Pure Perfection


At the Future Perfect’s Casa Perfect, perfectly curated pieces from their extraordinary collection of furniture and home goods finds their ideal backdrop in a West Village brownstone. Photographs by Douglas Friedman

Dimore Studio Poltrona 008 chairs, Michael Anastassiades Mobile Chandelier, Marcin Rusack coffee table and Eric Roinestad vessel

David Alhadeff has always thought outside the box. Since launching The Future Perfect in Williamburg, Brooklyn in 2003, he’s ignored naysayers who suggested that there wouldn’t be a large enough market for the pieces his well-trained eye was drawn to: gorgeous one-of-a-kind and limited edition furniture and home goods that straddled the line between art and furniture. The Future Perfect was immediately distinguished by its thoroughly buoyant vision and curatorial focus, forging strong relationships with designers and creators.

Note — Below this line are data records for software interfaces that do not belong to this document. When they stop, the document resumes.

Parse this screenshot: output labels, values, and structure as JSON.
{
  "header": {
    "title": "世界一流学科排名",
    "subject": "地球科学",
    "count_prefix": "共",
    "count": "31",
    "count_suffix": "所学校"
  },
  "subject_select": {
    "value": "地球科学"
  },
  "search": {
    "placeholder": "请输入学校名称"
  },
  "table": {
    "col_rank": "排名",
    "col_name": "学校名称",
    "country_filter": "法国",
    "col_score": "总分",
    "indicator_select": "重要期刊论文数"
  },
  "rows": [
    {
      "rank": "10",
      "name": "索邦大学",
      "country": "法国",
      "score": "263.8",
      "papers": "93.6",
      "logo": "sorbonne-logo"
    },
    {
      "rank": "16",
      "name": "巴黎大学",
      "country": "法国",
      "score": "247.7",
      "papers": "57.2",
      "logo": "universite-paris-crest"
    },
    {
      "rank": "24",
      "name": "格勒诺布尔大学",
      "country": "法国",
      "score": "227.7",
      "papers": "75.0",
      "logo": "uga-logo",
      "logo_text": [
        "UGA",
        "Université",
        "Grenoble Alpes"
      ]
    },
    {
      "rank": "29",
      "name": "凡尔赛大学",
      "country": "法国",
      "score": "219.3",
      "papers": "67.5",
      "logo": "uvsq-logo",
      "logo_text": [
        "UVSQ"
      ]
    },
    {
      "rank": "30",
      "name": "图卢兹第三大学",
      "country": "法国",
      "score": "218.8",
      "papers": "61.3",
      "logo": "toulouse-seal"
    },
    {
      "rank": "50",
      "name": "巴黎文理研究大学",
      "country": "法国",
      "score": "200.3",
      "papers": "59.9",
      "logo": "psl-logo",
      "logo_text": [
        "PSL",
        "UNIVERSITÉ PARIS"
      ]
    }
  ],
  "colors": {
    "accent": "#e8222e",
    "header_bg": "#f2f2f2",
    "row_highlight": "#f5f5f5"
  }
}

Soon there was second location on Great Jones Street in Manhattan, then another in San Francisco. Part store, part gallery, part showroom, Alhadeff took another leap when he set his sights on Los Angeles. It dawned on him that, with its unique urban plan, Angelenos didn’t shop the way that citizens in other cities did; without a central downtown district in which to focus their energies, shopping didn’t offer the same recreational cast. To addressed that, he launched Casa Perfect, testing the concept at a mid century modern house designed in 1957 by Korean-American architect David Hyunbefore before moving into the Beverly Hills home, formerly owned by Elvis Presley, it now occupies.

John Hogan Reflect coffee table, Ben & Aja Blanc Meret Composition, Jason Miller for De La Espada table and chair, Atelier Fevrier rug.

Again his instinct proved correct. The residential environment, which anchored the pieces within a framework that underlined their accessibility, was catnip to buyers and Alhadeff began his search for a space that would allow him to bring the experience back to New York.

When a renovated brownstone on St. Luke’s Place in the lower West Village came on the market, Aldeheff pounced. Erected in 1852, the exterior is anchored in New York’s history; the interior, which had undergone a gut renovation in 2001 under the supervision of English architect David Chipperfield that added an arresting and sculptural central interior staircase, a sub-cellar kitchen and a garden by Miranda Brooks, provides the layered yet modern backdrop that is the ideal partner to The Future Perfect’s collection. The appointment-only space opened to the public in March; it’s booked well in advance.

Pinch Moreau Bed and Bec Brittain Krane floor lamp.

“Here’s a perfect example of why Casa Perfect is a better experience than retail,” says sales director Brian Oranté who guides my tour of the space. “In a store, pieces get lost because there’s all these other things going on. But here, in a residential environment, they stand out and have their moment to shine.” A sparkling light illuminating the best of collectible design.

David Chipperfield staircase with Chris Wolston stools and shelves and Charles de Lisle Linden Chandelier